__EXERCISE BRIEF__:
Each record below must come back exactly as written; its pictures must not.

__Stored data entries__:
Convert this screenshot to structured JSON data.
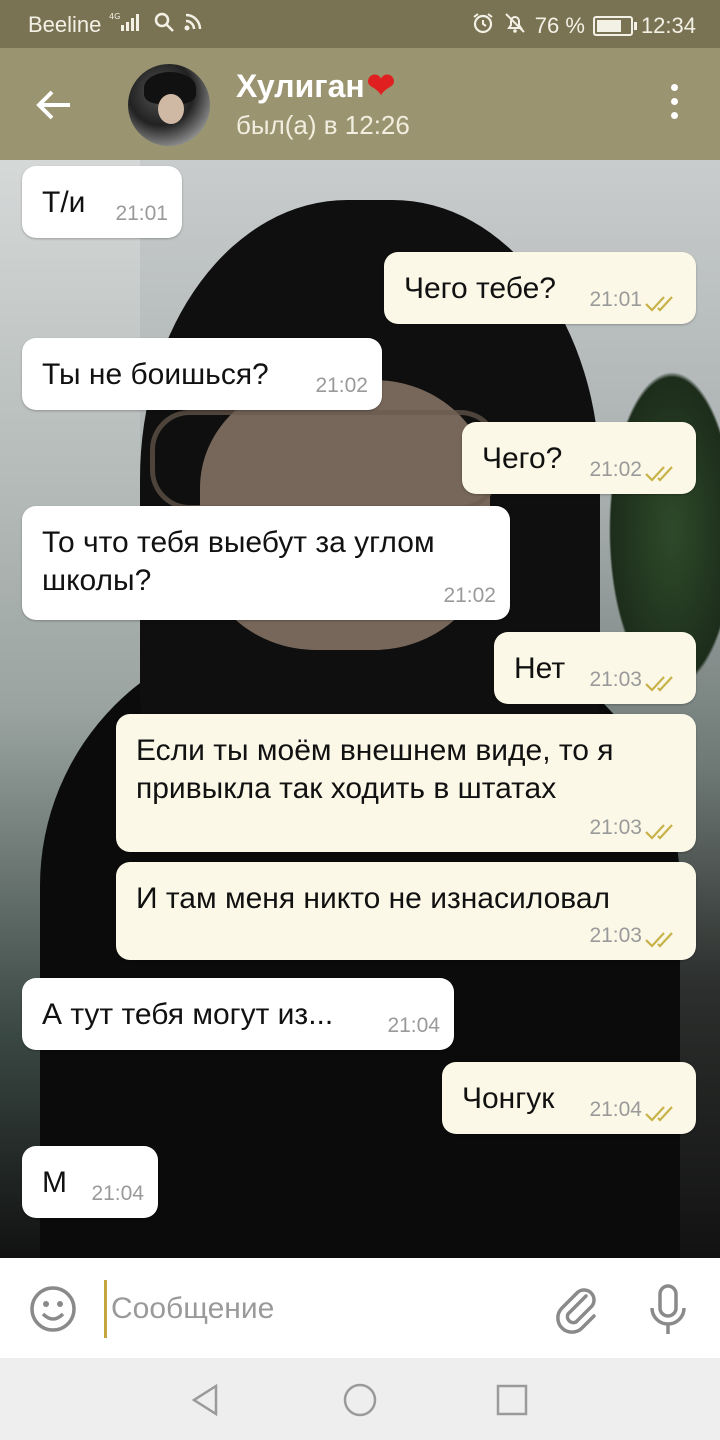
{
  "status_bar": {
    "carrier": "Beeline",
    "network": "4G",
    "battery_percent": "76 %",
    "battery_level": 0.76,
    "time": "12:34"
  },
  "header": {
    "title": "Хулиган",
    "title_emoji": "❤",
    "subtitle": "был(а) в 12:26"
  },
  "messages": [
    {
      "dir": "in",
      "text": "Т/и",
      "time": "21:01"
    },
    {
      "dir": "out",
      "text": "Чего тебе?",
      "time": "21:01"
    },
    {
      "dir": "in",
      "text": "Ты не боишься?",
      "time": "21:02"
    },
    {
      "dir": "out",
      "text": "Чего?",
      "time": "21:02"
    },
    {
      "dir": "in",
      "text_lines": [
        "То что тебя выебут за углом",
        "школы?"
      ],
      "time": "21:02"
    },
    {
      "dir": "out",
      "text": "Нет",
      "time": "21:03"
    },
    {
      "dir": "out",
      "text_lines": [
        "Если ты моём внешнем виде, то я",
        "привыкла так ходить в штатах"
      ],
      "time": "21:03"
    },
    {
      "dir": "out",
      "text": "И там меня никто не изнасиловал",
      "time": "21:03"
    },
    {
      "dir": "in",
      "text": "А тут тебя могут из...",
      "time": "21:04"
    },
    {
      "dir": "out",
      "text": "Чонгук",
      "time": "21:04"
    },
    {
      "dir": "in",
      "text": "М",
      "time": "21:04"
    }
  ],
  "input": {
    "placeholder": "Сообщение"
  },
  "colors": {
    "status_bar": "#7a7353",
    "header": "#9b9470",
    "incoming_bubble": "#ffffff",
    "outgoing_bubble": "#fbf8e7",
    "read_ticks": "#c8b24a"
  }
}
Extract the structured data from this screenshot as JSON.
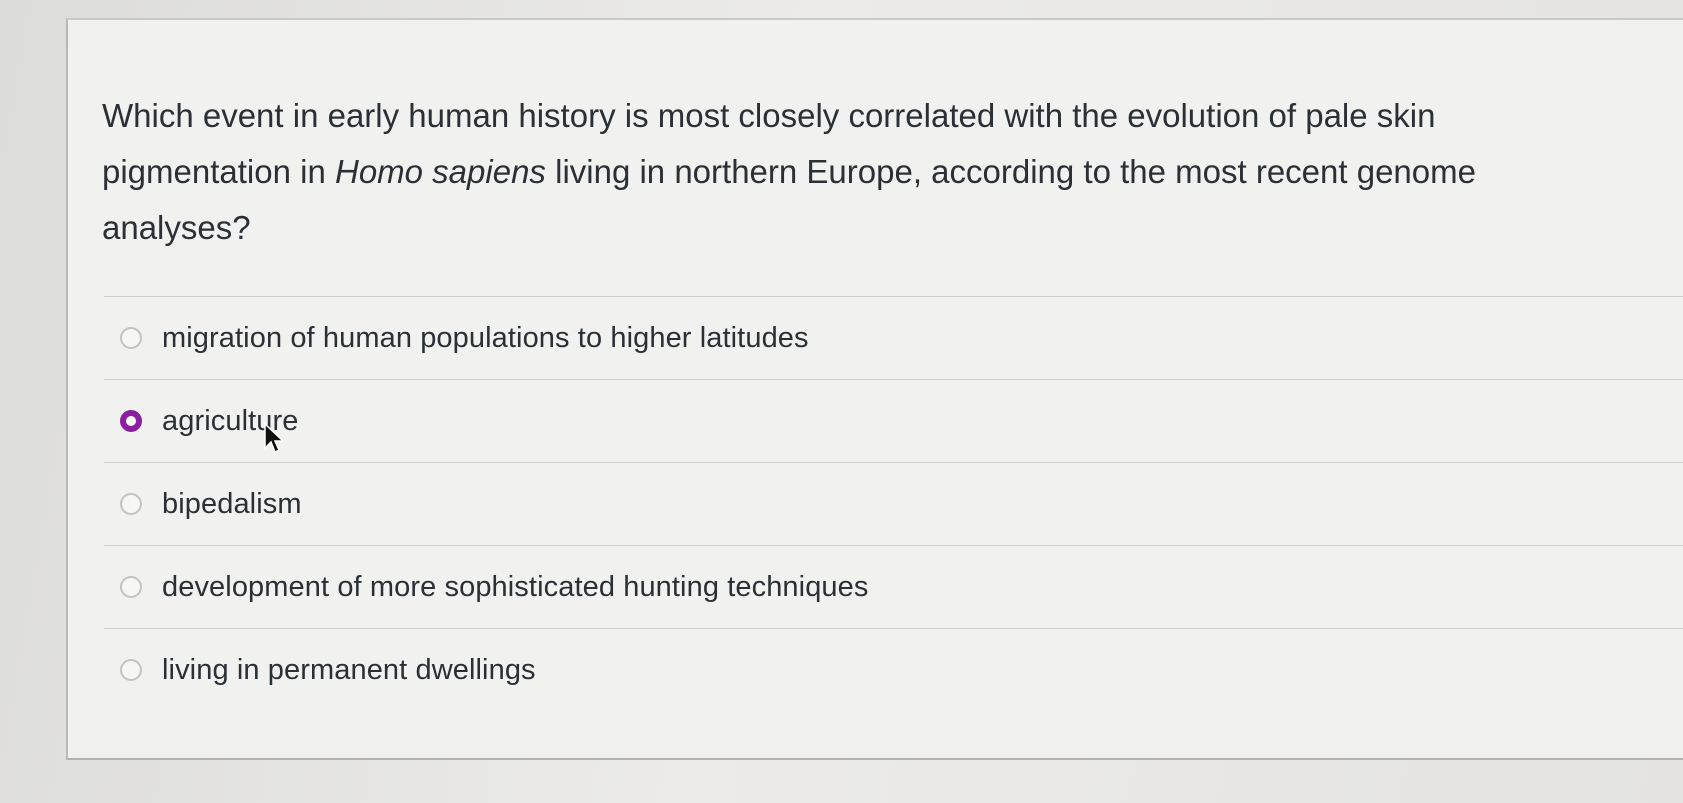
{
  "question": {
    "part1": "Which event in early human history is most closely correlated with the evolution of pale skin pigmentation in ",
    "emphasis": "Homo sapiens",
    "part2": " living in northern Europe, according to the most recent genome analyses?"
  },
  "answers": [
    {
      "label": "migration of human populations to higher latitudes",
      "selected": false
    },
    {
      "label": "agriculture",
      "selected": true
    },
    {
      "label": "bipedalism",
      "selected": false
    },
    {
      "label": "development of more sophisticated hunting techniques",
      "selected": false
    },
    {
      "label": "living in permanent dwellings",
      "selected": false
    }
  ],
  "colors": {
    "selected_radio": "#8a1fa0",
    "text": "#2a3036"
  }
}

__EXERCISE OUTPUT__:
Convert this screenshot to structured JSON data.
{
  "status_bar": {
    "carrier": "Beeline",
    "network": "4G",
    "battery_percent": "76 %",
    "battery_level": 0.76,
    "time": "12:34"
  },
  "header": {
    "title": "Хулиган",
    "title_emoji": "❤",
    "subtitle": "был(а) в 12:26"
  },
  "messages": [
    {
      "dir": "in",
      "text": "Т/и",
      "time": "21:01"
    },
    {
      "dir": "out",
      "text": "Чего тебе?",
      "time": "21:01"
    },
    {
      "dir": "in",
      "text": "Ты не боишься?",
      "time": "21:02"
    },
    {
      "dir": "out",
      "text": "Чего?",
      "time": "21:02"
    },
    {
      "dir": "in",
      "text_lines": [
        "То что тебя выебут за углом",
        "школы?"
      ],
      "time": "21:02"
    },
    {
      "dir": "out",
      "text": "Нет",
      "time": "21:03"
    },
    {
      "dir": "out",
      "text_lines": [
        "Если ты моём внешнем виде, то я",
        "привыкла так ходить в штатах"
      ],
      "time": "21:03"
    },
    {
      "dir": "out",
      "text": "И там меня никто не изнасиловал",
      "time": "21:03"
    },
    {
      "dir": "in",
      "text": "А тут тебя могут из...",
      "time": "21:04"
    },
    {
      "dir": "out",
      "text": "Чонгук",
      "time": "21:04"
    },
    {
      "dir": "in",
      "text": "М",
      "time": "21:04"
    }
  ],
  "input": {
    "placeholder": "Сообщение"
  },
  "colors": {
    "status_bar": "#7a7353",
    "header": "#9b9470",
    "incoming_bubble": "#ffffff",
    "outgoing_bubble": "#fbf8e7",
    "read_ticks": "#c8b24a"
  }
}
Extract the structured data from this screenshot as JSON.
{
  "question": {
    "part1": "Which event in early human history is most closely correlated with the evolution of pale skin pigmentation in ",
    "emphasis": "Homo sapiens",
    "part2": " living in northern Europe, according to the most recent genome analyses?"
  },
  "answers": [
    {
      "label": "migration of human populations to higher latitudes",
      "selected": false
    },
    {
      "label": "agriculture",
      "selected": true
    },
    {
      "label": "bipedalism",
      "selected": false
    },
    {
      "label": "development of more sophisticated hunting techniques",
      "selected": false
    },
    {
      "label": "living in permanent dwellings",
      "selected": false
    }
  ],
  "colors": {
    "selected_radio": "#8a1fa0",
    "text": "#2a3036"
  }
}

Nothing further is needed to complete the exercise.